4 hours during & after a meal. Nutrients are being absorbed and then immediately used or stored.
nutrient metabolism during the absorptive period
1. Energy is provided primarily by absorbed carbohydrate in a typical meal
2.There is net uptake of glucose by the liver
3. Some carbohydrate is stored as a glycogen in liver and muscle, but most carbohydrates and fats in excess of that used for energy are stored as fat in adipose tissue
4. There is some synthesis of body proteins, but some of the amino acids in dietary protein are used for energy or converted to fat
post absorptive state
after 4 hours (1) break down of glycogen (2) break down of triglicerides (3) gluconeogenesis from lipids and amino acids present (4) oxidation of amino acids to form ATP - hormones involved, glucagon, epi and nor
Insulin sensitive organs
muscle, adipocytes, liver
Glut-4
only insulin regulatable transporter; found in muscle, heart, brown and white adipocytes
increase in plasma glucose
increase of insuling secretion by pancreatic islet beta cells- reults in increase in plasma insulin- thus increasing glucose uptake b adipocytes and muscles and liver- final result is restoration of plasma glucose to normal
incretins
*GIP- glucose-dependent insulnotropic peptide
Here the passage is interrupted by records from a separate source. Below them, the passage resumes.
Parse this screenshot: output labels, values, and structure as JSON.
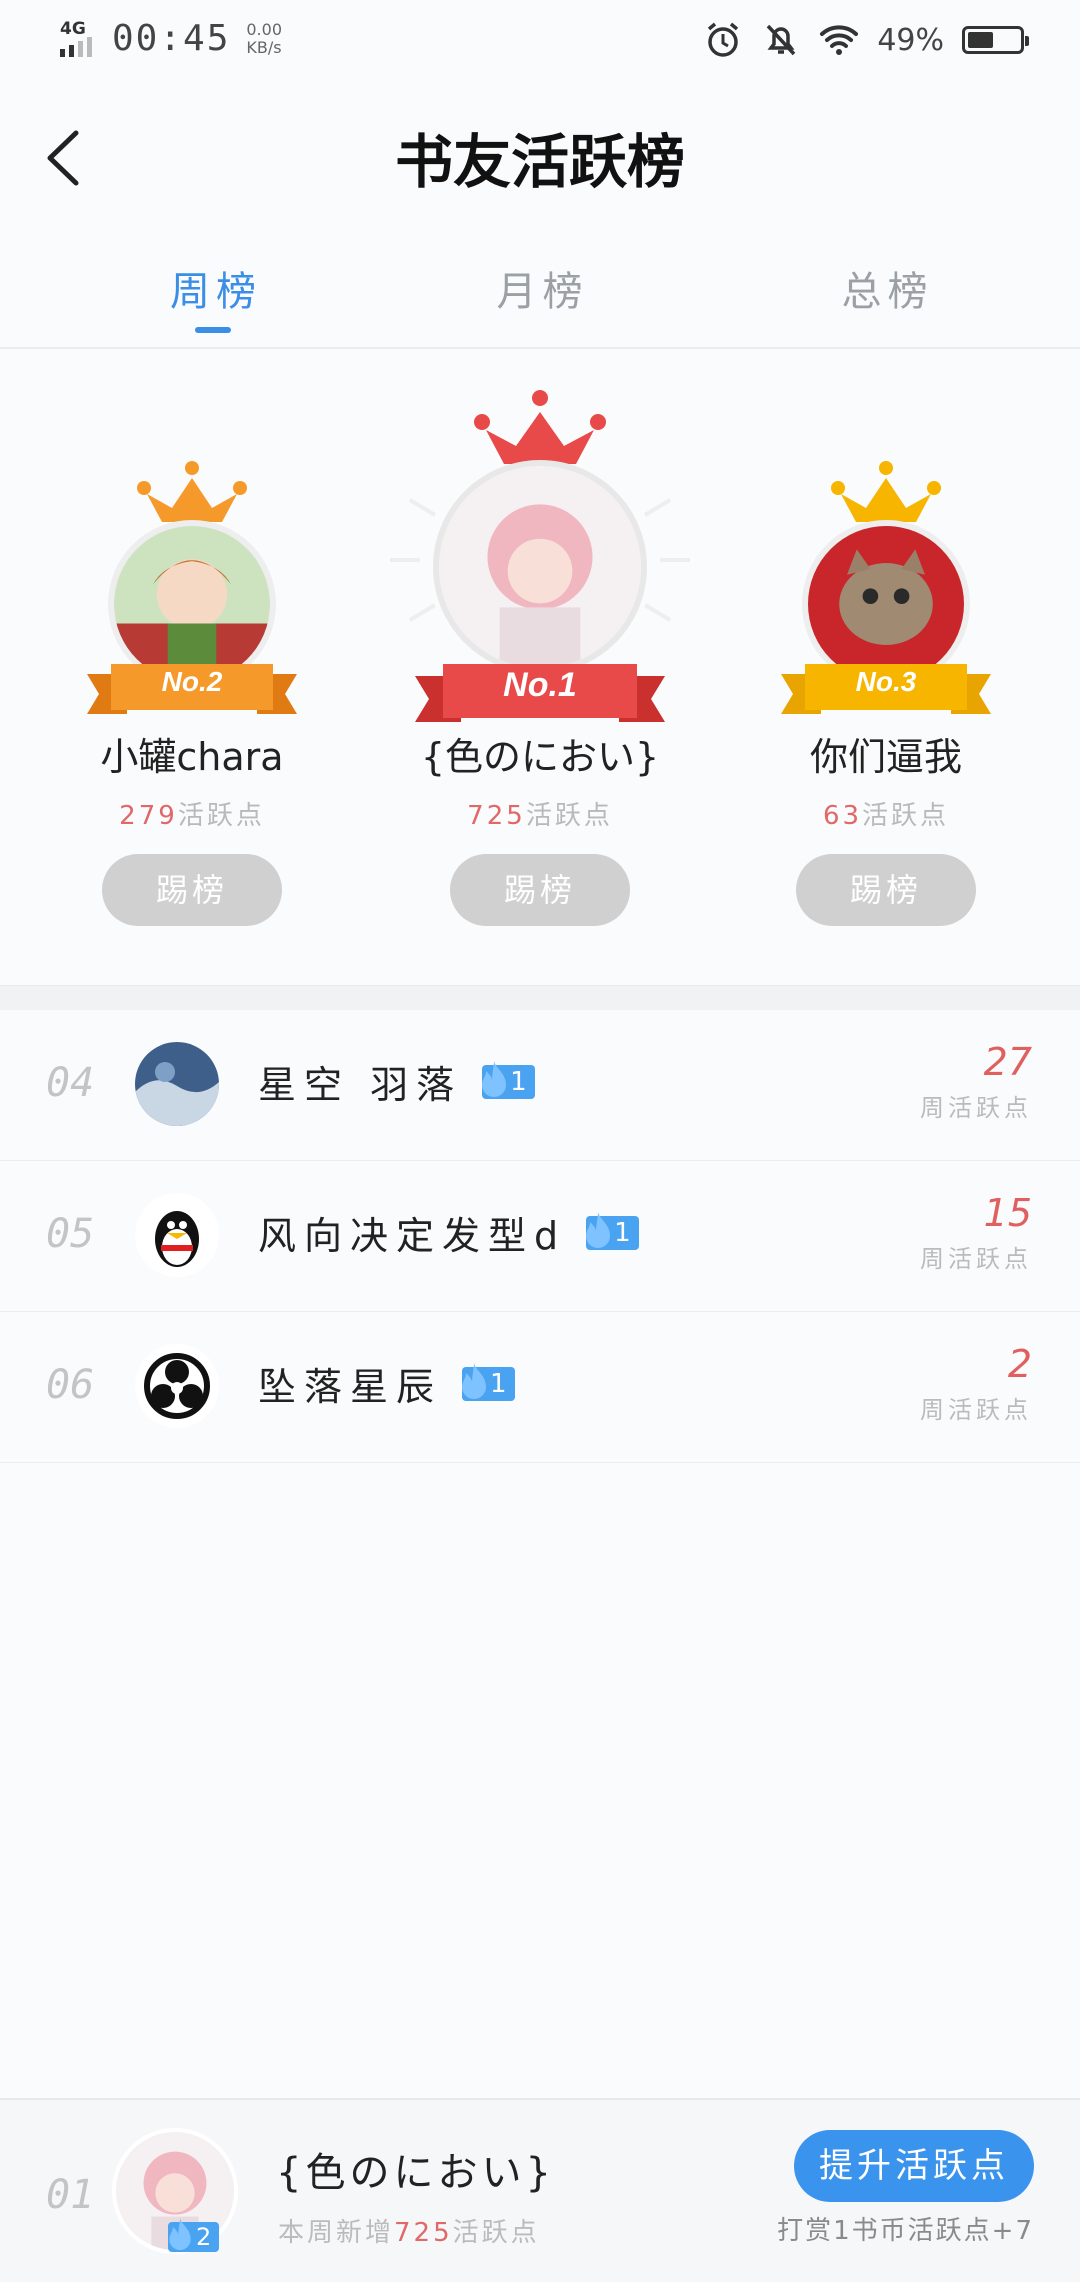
{
  "status": {
    "network": "4G",
    "time": "00:45",
    "speed_value": "0.00",
    "speed_unit": "KB/s",
    "battery": "49%"
  },
  "header": {
    "title": "书友活跃榜"
  },
  "tabs": [
    {
      "label": "周榜",
      "active": true
    },
    {
      "label": "月榜",
      "active": false
    },
    {
      "label": "总榜",
      "active": false
    }
  ],
  "podium": [
    {
      "rank_label": "No.2",
      "name": "小罐chara",
      "points": "279",
      "points_suffix": "活跃点",
      "kick_label": "踢榜"
    },
    {
      "rank_label": "No.1",
      "name": "{色のにおい}",
      "points": "725",
      "points_suffix": "活跃点",
      "kick_label": "踢榜"
    },
    {
      "rank_label": "No.3",
      "name": "你们逼我",
      "points": "63",
      "points_suffix": "活跃点",
      "kick_label": "踢榜"
    }
  ],
  "list": [
    {
      "rank": "04",
      "name": "星空 羽落",
      "level": "1",
      "score": "27",
      "score_label": "周活跃点"
    },
    {
      "rank": "05",
      "name": "风向决定发型d",
      "level": "1",
      "score": "15",
      "score_label": "周活跃点"
    },
    {
      "rank": "06",
      "name": "坠落星辰",
      "level": "1",
      "score": "2",
      "score_label": "周活跃点"
    }
  ],
  "me": {
    "rank": "01",
    "name": "{色のにおい}",
    "level": "2",
    "sub_prefix": "本周新增",
    "sub_value": "725",
    "sub_suffix": "活跃点",
    "boost_label": "提升活跃点",
    "reward_text": "打赏1书币活跃点+7"
  },
  "colors": {
    "accent": "#3b8ee6",
    "red": "#e06060",
    "gold": "#f7b500",
    "orange": "#f59a2a"
  }
}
*GLP-1- glucagon like peptide 1. Promotes the release of insulin
net result of cortisol on organic metabolism
Increased plasma concentration of amino acids, glucose, and free fatty acids.
insulin deficiency
glucagon xs, decreased glucose uptake, liver produces more glucose, increased protein catabolism, increased lipolysis, increased plasma H (acidosis), increased renal filtration of glucose and ketones, increase in sodium and water excretion
regulation of body weight
signals for hunger are stronger than signals for satiety
leptin
hormone that signals the hypothalamus and brain stem to reduce appetite and increase the amount of energy used